It’s been nearly 3,000 years since the Greeks started their experiment with democracy. It’s clear that other communities in other areas had been looking for ways to make decisions, but representative democracy, as it was established by the Romans, is the form of choice for all modern democracies. It took the Romans about 500 years to transition from a kingdom to a republic. This ceding of power—governance—to the people did not come easy, and people all over the globe today are still fighting for their right to vote.
Representative democracy differs from direct democracy. In a representative democracy, you mostly vote for people—i.e., representatives—who will then cast votes on your behalf for the policies and programs that shape your government. If we had a direct democracy, we’d be voting on the issues themselves, rather than the people who represent our interests. That’s why, in a representative democracy, it’s very important to vote for people you believe will work in your community’s best interest.
The US regards itself as a proud example of democracy, yet according to PewResearchCenter, the US voter-participation rates are lower than in most developed countries:
If a significant portion of citizens are not voting for their elected officials, is the country really even a democracy? It’s critical to the democratic process to have a strong participation in the voting process.
Citizens vote to shape their civic world.
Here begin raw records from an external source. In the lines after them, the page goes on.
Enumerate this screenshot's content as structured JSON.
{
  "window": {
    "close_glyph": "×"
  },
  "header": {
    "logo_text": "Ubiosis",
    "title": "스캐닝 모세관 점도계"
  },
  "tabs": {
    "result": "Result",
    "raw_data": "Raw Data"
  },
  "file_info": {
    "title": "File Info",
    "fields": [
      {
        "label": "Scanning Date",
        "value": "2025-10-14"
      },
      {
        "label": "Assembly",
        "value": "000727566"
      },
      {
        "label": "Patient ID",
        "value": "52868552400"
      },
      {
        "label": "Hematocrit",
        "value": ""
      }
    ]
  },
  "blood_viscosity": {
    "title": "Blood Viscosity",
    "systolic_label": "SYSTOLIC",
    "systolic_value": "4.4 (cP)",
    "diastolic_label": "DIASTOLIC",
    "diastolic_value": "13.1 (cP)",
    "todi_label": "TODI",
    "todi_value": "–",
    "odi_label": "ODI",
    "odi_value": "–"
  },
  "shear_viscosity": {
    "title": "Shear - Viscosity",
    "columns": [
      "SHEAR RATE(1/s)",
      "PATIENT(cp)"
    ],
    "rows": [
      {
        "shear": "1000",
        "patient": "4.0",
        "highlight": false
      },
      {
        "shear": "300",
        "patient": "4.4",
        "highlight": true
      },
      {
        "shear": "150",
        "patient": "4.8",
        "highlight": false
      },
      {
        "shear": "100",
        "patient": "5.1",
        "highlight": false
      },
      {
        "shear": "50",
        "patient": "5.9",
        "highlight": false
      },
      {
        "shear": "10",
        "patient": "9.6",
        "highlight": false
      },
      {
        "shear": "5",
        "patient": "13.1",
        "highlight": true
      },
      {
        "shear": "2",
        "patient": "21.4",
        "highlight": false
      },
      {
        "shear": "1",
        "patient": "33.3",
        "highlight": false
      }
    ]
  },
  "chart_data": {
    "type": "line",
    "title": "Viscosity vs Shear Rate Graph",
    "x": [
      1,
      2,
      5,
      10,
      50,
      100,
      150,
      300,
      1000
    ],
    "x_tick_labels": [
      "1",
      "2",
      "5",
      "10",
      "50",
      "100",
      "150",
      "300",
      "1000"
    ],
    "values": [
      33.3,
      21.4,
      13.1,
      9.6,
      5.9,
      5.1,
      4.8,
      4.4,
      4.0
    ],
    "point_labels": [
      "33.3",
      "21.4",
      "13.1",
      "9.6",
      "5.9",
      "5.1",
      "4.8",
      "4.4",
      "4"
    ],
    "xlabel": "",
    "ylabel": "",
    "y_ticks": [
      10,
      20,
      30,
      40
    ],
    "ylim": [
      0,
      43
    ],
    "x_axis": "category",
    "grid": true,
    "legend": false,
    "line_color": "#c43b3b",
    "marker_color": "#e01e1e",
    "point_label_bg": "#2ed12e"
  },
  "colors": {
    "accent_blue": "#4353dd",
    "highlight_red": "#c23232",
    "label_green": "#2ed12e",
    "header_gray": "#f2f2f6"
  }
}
If you’re looking for more information on the importance of voting, the University of Minnesota Human Rights Center offers an excellent study guide on the right to vote.
Take a moment to educate yourself and inspire others about the election process. Big-ticket items, electing leaders of our countries, Parliaments and Congress—these are all important. But the people who make the day-to-day decisions about land use are the town and city councils, boards, and commissions. These down-ticket races declare the representatives who can accelerate green building policies; implement carbon-free installations and efficacies; create transportation systems that are alternatives to carbon-reliant, single-occupancy vehicles; and much more.
So take a look at who’s running locally, see what issues are on the ballot in your local area, register to vote, cast that ballot, and inspire Turn21–minded folks to do the same.
“The will of the people shall be the basis of the authority of government; this will shall be expressed in periodic and genuine elections which shall be by universal and equal suffrage and shall be held by secret ballot or by equivalent free voting procedures.”
The Universal Declaration of Human Rights, Article 21
A Special Note to USA Voters
In the United States voter participation rates for youth, poor, and minority voters is historically lower than the turnout rates for wealthy voters. Considering this, is it any wonder that US laws favor the rich and powerful?
If you’re not pleased with the laws, policies, and enforcement you see in your community, then you should be part of the effort to get similar-minded people to vote. Voting and being involved in the election process is one of the most important ways effect change. The effort to get people to the vote is commonly called “Get Out The Vote.”
If you’re new to voting, you’ll need to first register to vote. Then, you can learn where your voting station is located, or you can choose to vote by mail. Become informed about the candidates and issues. Project Vote and Rock the Vote are two good sites to start your voting participation.